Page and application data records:
Content starts

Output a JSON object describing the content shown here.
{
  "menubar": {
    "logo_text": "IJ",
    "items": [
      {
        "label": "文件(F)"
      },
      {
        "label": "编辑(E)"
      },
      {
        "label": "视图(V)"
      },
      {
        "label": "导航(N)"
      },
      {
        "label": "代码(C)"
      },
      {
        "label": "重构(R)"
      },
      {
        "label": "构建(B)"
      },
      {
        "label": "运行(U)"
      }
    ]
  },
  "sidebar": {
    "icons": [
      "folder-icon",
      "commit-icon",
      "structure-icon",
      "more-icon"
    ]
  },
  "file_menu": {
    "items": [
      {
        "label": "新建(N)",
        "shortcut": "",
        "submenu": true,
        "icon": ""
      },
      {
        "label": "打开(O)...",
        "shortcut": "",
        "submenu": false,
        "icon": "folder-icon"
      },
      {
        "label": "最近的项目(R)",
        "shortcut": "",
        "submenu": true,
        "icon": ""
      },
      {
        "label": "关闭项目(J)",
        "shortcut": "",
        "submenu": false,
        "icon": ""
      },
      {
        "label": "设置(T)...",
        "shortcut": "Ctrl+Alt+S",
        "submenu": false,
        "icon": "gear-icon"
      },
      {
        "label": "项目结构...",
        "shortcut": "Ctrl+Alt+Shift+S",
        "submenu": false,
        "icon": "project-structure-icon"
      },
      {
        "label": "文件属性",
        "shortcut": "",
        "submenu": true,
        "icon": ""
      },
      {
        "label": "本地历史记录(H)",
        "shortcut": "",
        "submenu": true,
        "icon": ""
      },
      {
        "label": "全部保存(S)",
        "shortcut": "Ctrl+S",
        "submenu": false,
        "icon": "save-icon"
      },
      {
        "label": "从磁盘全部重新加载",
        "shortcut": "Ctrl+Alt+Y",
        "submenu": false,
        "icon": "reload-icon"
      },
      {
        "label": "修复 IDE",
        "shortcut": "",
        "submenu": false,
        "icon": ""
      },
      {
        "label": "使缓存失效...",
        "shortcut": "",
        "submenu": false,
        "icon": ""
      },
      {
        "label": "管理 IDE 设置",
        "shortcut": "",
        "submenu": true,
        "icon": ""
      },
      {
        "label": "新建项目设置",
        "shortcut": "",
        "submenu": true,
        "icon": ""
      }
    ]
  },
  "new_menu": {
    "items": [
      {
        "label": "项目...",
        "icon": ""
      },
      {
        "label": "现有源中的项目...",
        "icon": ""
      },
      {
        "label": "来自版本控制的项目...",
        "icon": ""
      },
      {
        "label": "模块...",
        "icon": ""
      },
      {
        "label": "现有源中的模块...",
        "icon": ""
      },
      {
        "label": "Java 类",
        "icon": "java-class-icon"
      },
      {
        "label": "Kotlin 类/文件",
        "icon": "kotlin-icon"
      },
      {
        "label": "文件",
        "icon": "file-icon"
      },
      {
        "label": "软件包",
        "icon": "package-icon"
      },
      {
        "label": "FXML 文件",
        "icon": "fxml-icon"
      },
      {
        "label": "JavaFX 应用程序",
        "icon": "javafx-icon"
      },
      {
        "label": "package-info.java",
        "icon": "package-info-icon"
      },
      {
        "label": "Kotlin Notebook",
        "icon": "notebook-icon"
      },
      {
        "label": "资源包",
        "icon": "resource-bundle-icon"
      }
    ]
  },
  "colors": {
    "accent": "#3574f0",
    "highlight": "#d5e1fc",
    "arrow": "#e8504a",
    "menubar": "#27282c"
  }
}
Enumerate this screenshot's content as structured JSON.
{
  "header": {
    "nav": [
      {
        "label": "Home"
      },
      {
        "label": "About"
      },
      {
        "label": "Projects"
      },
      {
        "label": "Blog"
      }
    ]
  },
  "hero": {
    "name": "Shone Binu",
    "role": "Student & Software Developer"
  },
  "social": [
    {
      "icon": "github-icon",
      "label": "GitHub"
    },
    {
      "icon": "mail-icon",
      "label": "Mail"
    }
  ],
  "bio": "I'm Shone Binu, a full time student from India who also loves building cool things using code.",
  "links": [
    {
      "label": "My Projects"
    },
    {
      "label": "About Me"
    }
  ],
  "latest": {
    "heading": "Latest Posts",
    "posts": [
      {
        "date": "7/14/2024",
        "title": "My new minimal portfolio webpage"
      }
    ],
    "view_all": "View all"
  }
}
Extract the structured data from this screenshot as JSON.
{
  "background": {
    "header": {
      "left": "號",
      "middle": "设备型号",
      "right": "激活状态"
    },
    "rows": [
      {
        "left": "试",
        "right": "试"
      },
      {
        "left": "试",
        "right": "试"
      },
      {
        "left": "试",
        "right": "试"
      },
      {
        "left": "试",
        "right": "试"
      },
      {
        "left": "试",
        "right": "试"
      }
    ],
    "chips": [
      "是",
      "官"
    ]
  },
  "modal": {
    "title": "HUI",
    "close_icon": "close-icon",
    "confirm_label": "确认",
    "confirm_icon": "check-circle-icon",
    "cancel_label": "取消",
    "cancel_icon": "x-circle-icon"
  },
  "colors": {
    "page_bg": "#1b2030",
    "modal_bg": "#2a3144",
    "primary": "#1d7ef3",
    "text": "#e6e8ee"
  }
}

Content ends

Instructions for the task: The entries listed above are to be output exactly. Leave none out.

Exercise answer:
Output a JSON object describing the content shown here.
{
  "menubar": {
    "logo_text": "IJ",
    "items": [
      {
        "label": "文件(F)"
      },
      {
        "label": "编辑(E)"
      },
      {
        "label": "视图(V)"
      },
      {
        "label": "导航(N)"
      },
      {
        "label": "代码(C)"
      },
      {
        "label": "重构(R)"
      },
      {
        "label": "构建(B)"
      },
      {
        "label": "运行(U)"
      }
    ]
  },
  "sidebar": {
    "icons": [
      "folder-icon",
      "commit-icon",
      "structure-icon",
      "more-icon"
    ]
  },
  "file_menu": {
    "items": [
      {
        "label": "新建(N)",
        "shortcut": "",
        "submenu": true,
        "icon": ""
      },
      {
        "label": "打开(O)...",
        "shortcut": "",
        "submenu": false,
        "icon": "folder-icon"
      },
      {
        "label": "最近的项目(R)",
        "shortcut": "",
        "submenu": true,
        "icon": ""
      },
      {
        "label": "关闭项目(J)",
        "shortcut": "",
        "submenu": false,
        "icon": ""
      },
      {
        "label": "设置(T)...",
        "shortcut": "Ctrl+Alt+S",
        "submenu": false,
        "icon": "gear-icon"
      },
      {
        "label": "项目结构...",
        "shortcut": "Ctrl+Alt+Shift+S",
        "submenu": false,
        "icon": "project-structure-icon"
      },
      {
        "label": "文件属性",
        "shortcut": "",
        "submenu": true,
        "icon": ""
      },
      {
        "label": "本地历史记录(H)",
        "shortcut": "",
        "submenu": true,
        "icon": ""
      },
      {
        "label": "全部保存(S)",
        "shortcut": "Ctrl+S",
        "submenu": false,
        "icon": "save-icon"
      },
      {
        "label": "从磁盘全部重新加载",
        "shortcut": "Ctrl+Alt+Y",
        "submenu": false,
        "icon": "reload-icon"
      },
      {
        "label": "修复 IDE",
        "shortcut": "",
        "submenu": false,
        "icon": ""
      },
      {
        "label": "使缓存失效...",
        "shortcut": "",
        "submenu": false,
        "icon": ""
      },
      {
        "label": "管理 IDE 设置",
        "shortcut": "",
        "submenu": true,
        "icon": ""
      },
      {
        "label": "新建项目设置",
        "shortcut": "",
        "submenu": true,
        "icon": ""
      }
    ]
  },
  "new_menu": {
    "items": [
      {
        "label": "项目...",
        "icon": ""
      },
      {
        "label": "现有源中的项目...",
        "icon": ""
      },
      {
        "label": "来自版本控制的项目...",
        "icon": ""
      },
      {
        "label": "模块...",
        "icon": ""
      },
      {
        "label": "现有源中的模块...",
        "icon": ""
      },
      {
        "label": "Java 类",
        "icon": "java-class-icon"
      },
      {
        "label": "Kotlin 类/文件",
        "icon": "kotlin-icon"
      },
      {
        "label": "文件",
        "icon": "file-icon"
      },
      {
        "label": "软件包",
        "icon": "package-icon"
      },
      {
        "label": "FXML 文件",
        "icon": "fxml-icon"
      },
      {
        "label": "JavaFX 应用程序",
        "icon": "javafx-icon"
      },
      {
        "label": "package-info.java",
        "icon": "package-info-icon"
      },
      {
        "label": "Kotlin Notebook",
        "icon": "notebook-icon"
      },
      {
        "label": "资源包",
        "icon": "resource-bundle-icon"
      }
    ]
  },
  "colors": {
    "accent": "#3574f0",
    "highlight": "#d5e1fc",
    "arrow": "#e8504a",
    "menubar": "#27282c"
  }
}
Enumerate this screenshot's content as structured JSON.
{
  "header": {
    "nav": [
      {
        "label": "Home"
      },
      {
        "label": "About"
      },
      {
        "label": "Projects"
      },
      {
        "label": "Blog"
      }
    ]
  },
  "hero": {
    "name": "Shone Binu",
    "role": "Student & Software Developer"
  },
  "social": [
    {
      "icon": "github-icon",
      "label": "GitHub"
    },
    {
      "icon": "mail-icon",
      "label": "Mail"
    }
  ],
  "bio": "I'm Shone Binu, a full time student from India who also loves building cool things using code.",
  "links": [
    {
      "label": "My Projects"
    },
    {
      "label": "About Me"
    }
  ],
  "latest": {
    "heading": "Latest Posts",
    "posts": [
      {
        "date": "7/14/2024",
        "title": "My new minimal portfolio webpage"
      }
    ],
    "view_all": "View all"
  }
}
Extract the structured data from this screenshot as JSON.
{
  "background": {
    "header": {
      "left": "號",
      "middle": "设备型号",
      "right": "激活状态"
    },
    "rows": [
      {
        "left": "试",
        "right": "试"
      },
      {
        "left": "试",
        "right": "试"
      },
      {
        "left": "试",
        "right": "试"
      },
      {
        "left": "试",
        "right": "试"
      },
      {
        "left": "试",
        "right": "试"
      }
    ],
    "chips": [
      "是",
      "官"
    ]
  },
  "modal": {
    "title": "HUI",
    "close_icon": "close-icon",
    "confirm_label": "确认",
    "confirm_icon": "check-circle-icon",
    "cancel_label": "取消",
    "cancel_icon": "x-circle-icon"
  },
  "colors": {
    "page_bg": "#1b2030",
    "modal_bg": "#2a3144",
    "primary": "#1d7ef3",
    "text": "#e6e8ee"
  }
}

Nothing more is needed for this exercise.